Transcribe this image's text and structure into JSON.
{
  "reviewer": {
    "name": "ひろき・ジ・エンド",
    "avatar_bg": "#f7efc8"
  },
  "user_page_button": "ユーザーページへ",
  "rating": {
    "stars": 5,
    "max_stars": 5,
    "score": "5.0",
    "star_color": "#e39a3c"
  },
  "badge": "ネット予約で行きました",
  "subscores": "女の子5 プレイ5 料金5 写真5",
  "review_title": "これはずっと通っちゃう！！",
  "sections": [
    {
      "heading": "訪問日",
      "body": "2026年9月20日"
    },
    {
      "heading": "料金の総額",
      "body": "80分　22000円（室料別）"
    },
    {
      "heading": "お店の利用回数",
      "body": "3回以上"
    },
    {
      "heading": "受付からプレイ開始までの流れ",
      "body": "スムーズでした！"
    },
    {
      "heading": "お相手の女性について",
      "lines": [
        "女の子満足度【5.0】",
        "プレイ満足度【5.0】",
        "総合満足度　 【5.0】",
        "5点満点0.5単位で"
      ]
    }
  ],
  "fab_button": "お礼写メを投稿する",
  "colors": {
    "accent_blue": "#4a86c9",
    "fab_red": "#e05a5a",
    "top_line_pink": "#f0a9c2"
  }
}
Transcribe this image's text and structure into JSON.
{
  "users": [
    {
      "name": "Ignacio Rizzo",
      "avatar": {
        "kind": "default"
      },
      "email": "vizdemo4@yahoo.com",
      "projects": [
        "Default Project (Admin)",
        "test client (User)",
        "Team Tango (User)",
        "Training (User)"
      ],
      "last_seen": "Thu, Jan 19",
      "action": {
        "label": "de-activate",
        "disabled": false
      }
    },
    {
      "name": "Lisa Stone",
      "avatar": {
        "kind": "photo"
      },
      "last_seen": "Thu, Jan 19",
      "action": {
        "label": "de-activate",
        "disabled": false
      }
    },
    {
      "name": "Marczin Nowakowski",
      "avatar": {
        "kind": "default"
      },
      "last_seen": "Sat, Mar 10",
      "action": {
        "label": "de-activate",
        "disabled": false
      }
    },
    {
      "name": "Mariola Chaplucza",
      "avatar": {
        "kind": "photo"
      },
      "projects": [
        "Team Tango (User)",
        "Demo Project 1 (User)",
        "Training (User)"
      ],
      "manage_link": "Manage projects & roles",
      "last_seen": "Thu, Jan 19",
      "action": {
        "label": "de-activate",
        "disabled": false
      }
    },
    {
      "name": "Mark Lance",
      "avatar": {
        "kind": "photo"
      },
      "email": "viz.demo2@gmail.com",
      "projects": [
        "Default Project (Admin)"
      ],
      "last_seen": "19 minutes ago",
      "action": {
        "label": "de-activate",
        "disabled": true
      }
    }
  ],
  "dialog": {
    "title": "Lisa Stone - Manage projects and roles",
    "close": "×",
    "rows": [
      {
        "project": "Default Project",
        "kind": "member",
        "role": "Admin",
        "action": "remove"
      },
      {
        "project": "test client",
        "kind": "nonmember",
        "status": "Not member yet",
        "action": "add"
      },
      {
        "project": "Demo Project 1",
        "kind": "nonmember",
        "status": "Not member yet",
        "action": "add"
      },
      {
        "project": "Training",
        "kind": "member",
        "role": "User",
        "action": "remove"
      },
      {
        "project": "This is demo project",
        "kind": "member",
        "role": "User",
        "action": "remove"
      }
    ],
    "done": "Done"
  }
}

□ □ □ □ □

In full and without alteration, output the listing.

Transcribe this image's text and structure into JSON.
{
  "reviewer": {
    "name": "ひろき・ジ・エンド",
    "avatar_bg": "#f7efc8"
  },
  "user_page_button": "ユーザーページへ",
  "rating": {
    "stars": 5,
    "max_stars": 5,
    "score": "5.0",
    "star_color": "#e39a3c"
  },
  "badge": "ネット予約で行きました",
  "subscores": "女の子5 プレイ5 料金5 写真5",
  "review_title": "これはずっと通っちゃう！！",
  "sections": [
    {
      "heading": "訪問日",
      "body": "2026年9月20日"
    },
    {
      "heading": "料金の総額",
      "body": "80分　22000円（室料別）"
    },
    {
      "heading": "お店の利用回数",
      "body": "3回以上"
    },
    {
      "heading": "受付からプレイ開始までの流れ",
      "body": "スムーズでした！"
    },
    {
      "heading": "お相手の女性について",
      "lines": [
        "女の子満足度【5.0】",
        "プレイ満足度【5.0】",
        "総合満足度　 【5.0】",
        "5点満点0.5単位で"
      ]
    }
  ],
  "fab_button": "お礼写メを投稿する",
  "colors": {
    "accent_blue": "#4a86c9",
    "fab_red": "#e05a5a",
    "top_line_pink": "#f0a9c2"
  }
}
Transcribe this image's text and structure into JSON.
{
  "users": [
    {
      "name": "Ignacio Rizzo",
      "avatar": {
        "kind": "default"
      },
      "email": "vizdemo4@yahoo.com",
      "projects": [
        "Default Project (Admin)",
        "test client (User)",
        "Team Tango (User)",
        "Training (User)"
      ],
      "last_seen": "Thu, Jan 19",
      "action": {
        "label": "de-activate",
        "disabled": false
      }
    },
    {
      "name": "Lisa Stone",
      "avatar": {
        "kind": "photo"
      },
      "last_seen": "Thu, Jan 19",
      "action": {
        "label": "de-activate",
        "disabled": false
      }
    },
    {
      "name": "Marczin Nowakowski",
      "avatar": {
        "kind": "default"
      },
      "last_seen": "Sat, Mar 10",
      "action": {
        "label": "de-activate",
        "disabled": false
      }
    },
    {
      "name": "Mariola Chaplucza",
      "avatar": {
        "kind": "photo"
      },
      "projects": [
        "Team Tango (User)",
        "Demo Project 1 (User)",
        "Training (User)"
      ],
      "manage_link": "Manage projects & roles",
      "last_seen": "Thu, Jan 19",
      "action": {
        "label": "de-activate",
        "disabled": false
      }
    },
    {
      "name": "Mark Lance",
      "avatar": {
        "kind": "photo"
      },
      "email": "viz.demo2@gmail.com",
      "projects": [
        "Default Project (Admin)"
      ],
      "last_seen": "19 minutes ago",
      "action": {
        "label": "de-activate",
        "disabled": true
      }
    }
  ],
  "dialog": {
    "title": "Lisa Stone - Manage projects and roles",
    "close": "×",
    "rows": [
      {
        "project": "Default Project",
        "kind": "member",
        "role": "Admin",
        "action": "remove"
      },
      {
        "project": "test client",
        "kind": "nonmember",
        "status": "Not member yet",
        "action": "add"
      },
      {
        "project": "Demo Project 1",
        "kind": "nonmember",
        "status": "Not member yet",
        "action": "add"
      },
      {
        "project": "Training",
        "kind": "member",
        "role": "User",
        "action": "remove"
      },
      {
        "project": "This is demo project",
        "kind": "member",
        "role": "User",
        "action": "remove"
      }
    ],
    "done": "Done"
  }
}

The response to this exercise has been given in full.